Given records
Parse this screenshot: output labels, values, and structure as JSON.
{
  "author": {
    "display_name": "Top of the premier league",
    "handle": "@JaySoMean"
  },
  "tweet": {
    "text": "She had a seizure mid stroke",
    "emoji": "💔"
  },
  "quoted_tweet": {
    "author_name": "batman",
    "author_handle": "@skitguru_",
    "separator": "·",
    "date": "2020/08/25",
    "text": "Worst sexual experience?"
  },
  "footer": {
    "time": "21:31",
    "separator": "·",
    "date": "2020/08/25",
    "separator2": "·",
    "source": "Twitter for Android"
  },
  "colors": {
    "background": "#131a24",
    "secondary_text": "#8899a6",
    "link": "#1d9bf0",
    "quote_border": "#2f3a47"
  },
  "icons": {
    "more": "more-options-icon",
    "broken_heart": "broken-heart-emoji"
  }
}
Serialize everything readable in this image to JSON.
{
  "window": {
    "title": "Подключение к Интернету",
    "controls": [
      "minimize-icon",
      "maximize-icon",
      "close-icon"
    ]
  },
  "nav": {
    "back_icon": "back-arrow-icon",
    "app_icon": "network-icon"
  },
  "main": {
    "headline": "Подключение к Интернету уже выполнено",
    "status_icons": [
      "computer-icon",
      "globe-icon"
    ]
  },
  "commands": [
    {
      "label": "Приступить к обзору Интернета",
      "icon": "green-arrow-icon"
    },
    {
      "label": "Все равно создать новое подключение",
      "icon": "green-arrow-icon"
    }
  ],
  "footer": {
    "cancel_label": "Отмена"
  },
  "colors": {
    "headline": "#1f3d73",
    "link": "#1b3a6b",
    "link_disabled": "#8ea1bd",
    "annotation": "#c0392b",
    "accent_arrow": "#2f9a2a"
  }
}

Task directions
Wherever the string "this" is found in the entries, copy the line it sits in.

Exercise response
Parse this screenshot: output labels, values, and structure as JSON.
Serialize everything readable in this image to JSON.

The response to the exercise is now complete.